_Problem description:_
Nothing in the records should change; write them all out exactly.

******

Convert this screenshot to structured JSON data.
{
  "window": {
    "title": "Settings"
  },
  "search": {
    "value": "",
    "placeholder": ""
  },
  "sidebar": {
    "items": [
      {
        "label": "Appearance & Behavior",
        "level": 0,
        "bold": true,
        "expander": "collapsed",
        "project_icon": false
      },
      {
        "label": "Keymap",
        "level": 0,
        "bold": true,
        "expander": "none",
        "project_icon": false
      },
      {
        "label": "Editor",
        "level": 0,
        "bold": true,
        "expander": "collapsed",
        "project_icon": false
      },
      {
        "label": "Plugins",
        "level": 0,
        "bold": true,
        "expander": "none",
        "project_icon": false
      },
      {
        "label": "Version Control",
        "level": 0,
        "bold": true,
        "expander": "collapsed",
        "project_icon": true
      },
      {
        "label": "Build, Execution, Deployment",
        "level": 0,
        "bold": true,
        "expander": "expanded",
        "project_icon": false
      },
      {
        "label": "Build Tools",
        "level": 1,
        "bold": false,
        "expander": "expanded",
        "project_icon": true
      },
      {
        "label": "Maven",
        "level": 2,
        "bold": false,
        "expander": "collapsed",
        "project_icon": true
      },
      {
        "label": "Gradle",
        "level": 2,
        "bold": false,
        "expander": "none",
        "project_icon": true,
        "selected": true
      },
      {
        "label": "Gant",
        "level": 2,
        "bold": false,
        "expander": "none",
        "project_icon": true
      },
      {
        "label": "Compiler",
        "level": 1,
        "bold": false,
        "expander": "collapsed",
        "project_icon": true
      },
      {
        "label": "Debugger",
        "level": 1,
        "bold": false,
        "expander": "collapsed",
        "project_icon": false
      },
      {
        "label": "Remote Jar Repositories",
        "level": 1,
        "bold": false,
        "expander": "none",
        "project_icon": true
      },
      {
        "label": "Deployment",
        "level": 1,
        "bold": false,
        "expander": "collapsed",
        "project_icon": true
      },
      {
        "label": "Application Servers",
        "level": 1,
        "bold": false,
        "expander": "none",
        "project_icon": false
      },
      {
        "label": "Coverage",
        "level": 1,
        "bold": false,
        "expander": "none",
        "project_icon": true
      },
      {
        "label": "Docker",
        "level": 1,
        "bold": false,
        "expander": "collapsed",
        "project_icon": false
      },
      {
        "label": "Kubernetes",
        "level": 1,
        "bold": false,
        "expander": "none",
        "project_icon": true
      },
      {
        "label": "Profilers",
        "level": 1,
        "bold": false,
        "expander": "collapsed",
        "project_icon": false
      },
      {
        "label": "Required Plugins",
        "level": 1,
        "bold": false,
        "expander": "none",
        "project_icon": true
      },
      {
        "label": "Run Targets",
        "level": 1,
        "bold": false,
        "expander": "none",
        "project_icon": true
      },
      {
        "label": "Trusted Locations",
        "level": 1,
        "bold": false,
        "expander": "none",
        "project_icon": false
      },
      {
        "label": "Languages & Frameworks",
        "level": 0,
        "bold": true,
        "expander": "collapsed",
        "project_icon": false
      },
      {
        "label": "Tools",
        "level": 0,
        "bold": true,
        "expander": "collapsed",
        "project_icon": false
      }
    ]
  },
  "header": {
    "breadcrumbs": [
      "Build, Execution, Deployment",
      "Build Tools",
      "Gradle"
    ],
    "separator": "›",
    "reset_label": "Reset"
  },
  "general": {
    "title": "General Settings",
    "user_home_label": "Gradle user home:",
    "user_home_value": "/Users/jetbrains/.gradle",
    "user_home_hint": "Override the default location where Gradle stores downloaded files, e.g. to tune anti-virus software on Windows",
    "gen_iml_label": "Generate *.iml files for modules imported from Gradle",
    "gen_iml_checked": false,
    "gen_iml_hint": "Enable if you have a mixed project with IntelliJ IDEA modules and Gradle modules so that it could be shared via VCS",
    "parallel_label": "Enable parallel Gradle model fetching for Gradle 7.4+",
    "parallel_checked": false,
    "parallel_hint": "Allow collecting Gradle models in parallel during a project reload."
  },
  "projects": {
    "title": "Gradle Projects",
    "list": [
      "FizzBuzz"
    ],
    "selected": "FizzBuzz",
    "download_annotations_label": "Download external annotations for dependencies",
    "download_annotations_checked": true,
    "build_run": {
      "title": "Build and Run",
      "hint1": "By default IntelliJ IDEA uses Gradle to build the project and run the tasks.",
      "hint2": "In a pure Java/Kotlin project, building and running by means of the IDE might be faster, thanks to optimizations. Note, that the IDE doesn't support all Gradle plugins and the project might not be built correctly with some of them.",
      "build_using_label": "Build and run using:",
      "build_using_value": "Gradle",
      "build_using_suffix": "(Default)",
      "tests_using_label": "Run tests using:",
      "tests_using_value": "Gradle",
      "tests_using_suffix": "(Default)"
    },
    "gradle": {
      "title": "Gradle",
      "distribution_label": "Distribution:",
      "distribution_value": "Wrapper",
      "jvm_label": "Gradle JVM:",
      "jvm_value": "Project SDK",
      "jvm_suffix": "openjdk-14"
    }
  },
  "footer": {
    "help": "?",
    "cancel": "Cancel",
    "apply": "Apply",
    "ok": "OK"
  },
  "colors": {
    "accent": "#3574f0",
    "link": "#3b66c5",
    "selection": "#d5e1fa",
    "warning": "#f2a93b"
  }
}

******

_Written response:_
Convert this screenshot to structured JSON data.
{
  "window": {
    "title": "Settings"
  },
  "search": {
    "value": "",
    "placeholder": ""
  },
  "sidebar": {
    "items": [
      {
        "label": "Appearance & Behavior",
        "level": 0,
        "bold": true,
        "expander": "collapsed",
        "project_icon": false
      },
      {
        "label": "Keymap",
        "level": 0,
        "bold": true,
        "expander": "none",
        "project_icon": false
      },
      {
        "label": "Editor",
        "level": 0,
        "bold": true,
        "expander": "collapsed",
        "project_icon": false
      },
      {
        "label": "Plugins",
        "level": 0,
        "bold": true,
        "expander": "none",
        "project_icon": false
      },
      {
        "label": "Version Control",
        "level": 0,
        "bold": true,
        "expander": "collapsed",
        "project_icon": true
      },
      {
        "label": "Build, Execution, Deployment",
        "level": 0,
        "bold": true,
        "expander": "expanded",
        "project_icon": false
      },
      {
        "label": "Build Tools",
        "level": 1,
        "bold": false,
        "expander": "expanded",
        "project_icon": true
      },
      {
        "label": "Maven",
        "level": 2,
        "bold": false,
        "expander": "collapsed",
        "project_icon": true
      },
      {
        "label": "Gradle",
        "level": 2,
        "bold": false,
        "expander": "none",
        "project_icon": true,
        "selected": true
      },
      {
        "label": "Gant",
        "level": 2,
        "bold": false,
        "expander": "none",
        "project_icon": true
      },
      {
        "label": "Compiler",
        "level": 1,
        "bold": false,
        "expander": "collapsed",
        "project_icon": true
      },
      {
        "label": "Debugger",
        "level": 1,
        "bold": false,
        "expander": "collapsed",
        "project_icon": false
      },
      {
        "label": "Remote Jar Repositories",
        "level": 1,
        "bold": false,
        "expander": "none",
        "project_icon": true
      },
      {
        "label": "Deployment",
        "level": 1,
        "bold": false,
        "expander": "collapsed",
        "project_icon": true
      },
      {
        "label": "Application Servers",
        "level": 1,
        "bold": false,
        "expander": "none",
        "project_icon": false
      },
      {
        "label": "Coverage",
        "level": 1,
        "bold": false,
        "expander": "none",
        "project_icon": true
      },
      {
        "label": "Docker",
        "level": 1,
        "bold": false,
        "expander": "collapsed",
        "project_icon": false
      },
      {
        "label": "Kubernetes",
        "level": 1,
        "bold": false,
        "expander": "none",
        "project_icon": true
      },
      {
        "label": "Profilers",
        "level": 1,
        "bold": false,
        "expander": "collapsed",
        "project_icon": false
      },
      {
        "label": "Required Plugins",
        "level": 1,
        "bold": false,
        "expander": "none",
        "project_icon": true
      },
      {
        "label": "Run Targets",
        "level": 1,
        "bold": false,
        "expander": "none",
        "project_icon": true
      },
      {
        "label": "Trusted Locations",
        "level": 1,
        "bold": false,
        "expander": "none",
        "project_icon": false
      },
      {
        "label": "Languages & Frameworks",
        "level": 0,
        "bold": true,
        "expander": "collapsed",
        "project_icon": false
      },
      {
        "label": "Tools",
        "level": 0,
        "bold": true,
        "expander": "collapsed",
        "project_icon": false
      }
    ]
  },
  "header": {
    "breadcrumbs": [
      "Build, Execution, Deployment",
      "Build Tools",
      "Gradle"
    ],
    "separator": "›",
    "reset_label": "Reset"
  },
  "general": {
    "title": "General Settings",
    "user_home_label": "Gradle user home:",
    "user_home_value": "/Users/jetbrains/.gradle",
    "user_home_hint": "Override the default location where Gradle stores downloaded files, e.g. to tune anti-virus software on Windows",
    "gen_iml_label": "Generate *.iml files for modules imported from Gradle",
    "gen_iml_checked": false,
    "gen_iml_hint": "Enable if you have a mixed project with IntelliJ IDEA modules and Gradle modules so that it could be shared via VCS",
    "parallel_label": "Enable parallel Gradle model fetching for Gradle 7.4+",
    "parallel_checked": false,
    "parallel_hint": "Allow collecting Gradle models in parallel during a project reload."
  },
  "projects": {
    "title": "Gradle Projects",
    "list": [
      "FizzBuzz"
    ],
    "selected": "FizzBuzz",
    "download_annotations_label": "Download external annotations for dependencies",
    "download_annotations_checked": true,
    "build_run": {
      "title": "Build and Run",
      "hint1": "By default IntelliJ IDEA uses Gradle to build the project and run the tasks.",
      "hint2": "In a pure Java/Kotlin project, building and running by means of the IDE might be faster, thanks to optimizations. Note, that the IDE doesn't support all Gradle plugins and the project might not be built correctly with some of them.",
      "build_using_label": "Build and run using:",
      "build_using_value": "Gradle",
      "build_using_suffix": "(Default)",
      "tests_using_label": "Run tests using:",
      "tests_using_value": "Gradle",
      "tests_using_suffix": "(Default)"
    },
    "gradle": {
      "title": "Gradle",
      "distribution_label": "Distribution:",
      "distribution_value": "Wrapper",
      "jvm_label": "Gradle JVM:",
      "jvm_value": "Project SDK",
      "jvm_suffix": "openjdk-14"
    }
  },
  "footer": {
    "help": "?",
    "cancel": "Cancel",
    "apply": "Apply",
    "ok": "OK"
  },
  "colors": {
    "accent": "#3574f0",
    "link": "#3b66c5",
    "selection": "#d5e1fa",
    "warning": "#f2a93b"
  }
}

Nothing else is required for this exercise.